I wrote this letter to the Washington Post (email@example.com) after reading their Endorsement for Mayor Fenty in the upcoming election:
In your recent endorsement for Mayor Fenty ( http://www.washingtonpost.com/wp-dyn/content/article/2010/07/30/AR2010073003145.html ), something I did not see mentioned was what Mayor Fenty did with Information Technology. I am a part-time MBA student of the University of Maryland Robert H. Smith School of Business and in a previous semester, I did a paper on the DC Government’s Office of the CTO (OCTO as they call themselves) for a class project. The current Federal CIO Vivek Kundra was the DC CTO prior to his role and it was what Mr. Kundra did with IT in DC that led him to his promotion. When Mr. Kundra left the DC Government, Chris Willey became the interim CTO. And since he was a Smith Alum, It was through him that I had the chance to do my paper on this subject and find out what exactly Mayor Fenty and Vivek Kundra did together.

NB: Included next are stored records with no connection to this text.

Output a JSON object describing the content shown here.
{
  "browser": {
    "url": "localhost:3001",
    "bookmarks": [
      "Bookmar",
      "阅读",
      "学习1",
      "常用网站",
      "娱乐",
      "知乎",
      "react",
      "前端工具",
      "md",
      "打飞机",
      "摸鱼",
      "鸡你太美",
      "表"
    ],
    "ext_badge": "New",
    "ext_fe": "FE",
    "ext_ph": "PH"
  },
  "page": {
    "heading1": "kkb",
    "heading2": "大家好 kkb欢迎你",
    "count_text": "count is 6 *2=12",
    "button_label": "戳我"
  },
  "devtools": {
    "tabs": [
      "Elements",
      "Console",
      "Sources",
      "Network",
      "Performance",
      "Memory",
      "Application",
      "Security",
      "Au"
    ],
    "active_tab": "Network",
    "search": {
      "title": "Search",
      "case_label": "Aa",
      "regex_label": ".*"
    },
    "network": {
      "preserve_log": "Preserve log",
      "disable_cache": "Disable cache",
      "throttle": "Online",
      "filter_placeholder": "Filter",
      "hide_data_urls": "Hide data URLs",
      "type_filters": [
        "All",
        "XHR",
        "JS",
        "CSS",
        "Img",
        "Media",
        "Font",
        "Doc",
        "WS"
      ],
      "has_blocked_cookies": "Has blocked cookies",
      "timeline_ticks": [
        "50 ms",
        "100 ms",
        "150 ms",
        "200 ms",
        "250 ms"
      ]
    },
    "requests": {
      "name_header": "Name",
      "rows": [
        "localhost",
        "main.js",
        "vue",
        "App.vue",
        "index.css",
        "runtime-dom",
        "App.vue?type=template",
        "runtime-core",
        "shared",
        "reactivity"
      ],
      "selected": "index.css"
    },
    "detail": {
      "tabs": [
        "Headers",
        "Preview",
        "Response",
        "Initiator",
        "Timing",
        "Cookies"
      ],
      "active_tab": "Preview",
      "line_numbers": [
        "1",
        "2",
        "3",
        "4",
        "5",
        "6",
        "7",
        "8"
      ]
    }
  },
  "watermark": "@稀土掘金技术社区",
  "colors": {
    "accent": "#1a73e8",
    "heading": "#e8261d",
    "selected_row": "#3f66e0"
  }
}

The objective was to foster better relations with the public by promoting transparency and access of data to the public. The start of this initiative was in 2007 after Mayor Fenty became mayor. In his experience as a councilman, he felt there was not enough accessible data for the government and public. He wanted uncompromised, raw data for the public. A short time later he brought Vivek Kundra aboard and they got started on Mr. Fenty’s initiatives. First CAPSTAT (modeled after Baltimore’s Citistat) was formed. These were one-hour sessions that were videocast online that occurred at least once a week where Mayor Fenty and executives were brought in to discuss performance and ways to improve.
Next they took the data from the city’s data warehouse (CityDW) (an IT initiative started during Mayor Williams’s term) and made it public using feeds. This was a worry because of the data not being clean and easily leading to misinterpretation. However, Mr. Fenty insisted on this still being carried out.
In late 2008, after realizing that ways to use the data feeds were limited, the Apps for Democracy contest was held to come up with a solution. This $50,000 contest is estimated to have saved $2.6 million in internal development costs. Another contest was held in 2009. Now there is a DC App store.
The Harvard University’s Ash Institute recognized as the winner of the 2009 Innovations in American Government Award in Urban Policy. The award is very appropriate because it was started in 1985 as a result of concern about trust of government.
Mr. Willey informed me of next steps to create a web-based marketplace where the buyer would be the DC Government and the seller would be the public. Through this, the DC Government can put needs in a public sphere (for example, Mr. Willey specifically mentions a data catalogue need he has) and consider solutions from more sources. Some solutions could even be free, allowing the government to take advantage of developers who have a degree of citizenship and e-volunteerism.
One last thing worth mentioning is that Mayor Fenty also pushed OCTO’s role by making them manage the School System’s IT. This helped him marry his two initiatives: Transparency and education reform.
IT Specialist, U.S. Census Bureau
University of Maryland, Smith School of Business c/o 2010